Exercise aim – The answer must consist of each line below that holds the word "icon", copied as it stands.

Data records for software interfaces –
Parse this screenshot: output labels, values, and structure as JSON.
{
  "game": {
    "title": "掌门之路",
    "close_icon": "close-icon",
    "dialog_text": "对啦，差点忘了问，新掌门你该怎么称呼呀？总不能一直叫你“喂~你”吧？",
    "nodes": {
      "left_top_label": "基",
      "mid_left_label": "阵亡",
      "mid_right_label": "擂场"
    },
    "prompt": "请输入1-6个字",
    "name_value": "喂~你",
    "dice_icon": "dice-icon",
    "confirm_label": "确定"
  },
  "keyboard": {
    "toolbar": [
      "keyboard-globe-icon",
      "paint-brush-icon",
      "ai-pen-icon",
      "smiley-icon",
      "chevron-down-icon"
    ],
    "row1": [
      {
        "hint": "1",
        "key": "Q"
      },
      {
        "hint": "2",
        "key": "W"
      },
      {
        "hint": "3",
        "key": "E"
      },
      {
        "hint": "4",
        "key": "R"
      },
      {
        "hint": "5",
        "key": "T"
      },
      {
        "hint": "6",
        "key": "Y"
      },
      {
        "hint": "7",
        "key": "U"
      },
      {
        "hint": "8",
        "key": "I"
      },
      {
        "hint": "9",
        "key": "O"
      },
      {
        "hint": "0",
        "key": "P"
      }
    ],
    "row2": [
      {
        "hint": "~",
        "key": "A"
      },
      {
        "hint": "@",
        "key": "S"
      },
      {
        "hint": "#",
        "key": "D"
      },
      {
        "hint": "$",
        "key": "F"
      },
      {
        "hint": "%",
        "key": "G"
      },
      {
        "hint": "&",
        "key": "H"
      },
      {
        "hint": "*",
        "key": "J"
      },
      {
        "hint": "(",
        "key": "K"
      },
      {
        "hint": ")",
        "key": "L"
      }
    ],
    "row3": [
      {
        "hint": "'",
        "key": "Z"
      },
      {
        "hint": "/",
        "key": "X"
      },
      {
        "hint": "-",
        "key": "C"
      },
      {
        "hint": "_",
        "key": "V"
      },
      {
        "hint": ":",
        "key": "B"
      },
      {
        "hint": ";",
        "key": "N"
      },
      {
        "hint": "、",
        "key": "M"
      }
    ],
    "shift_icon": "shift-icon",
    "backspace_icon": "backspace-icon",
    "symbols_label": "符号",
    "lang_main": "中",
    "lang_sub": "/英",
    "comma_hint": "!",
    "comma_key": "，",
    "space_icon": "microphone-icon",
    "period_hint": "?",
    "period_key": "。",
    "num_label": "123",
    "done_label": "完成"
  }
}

Task result –
    "close_icon": "close-icon",
    "dice_icon": "dice-icon",
      "keyboard-globe-icon",
      "paint-brush-icon",
      "ai-pen-icon",
      "smiley-icon",
      "chevron-down-icon"
    "shift_icon": "shift-icon",
    "backspace_icon": "backspace-icon",
    "space_icon": "microphone-icon",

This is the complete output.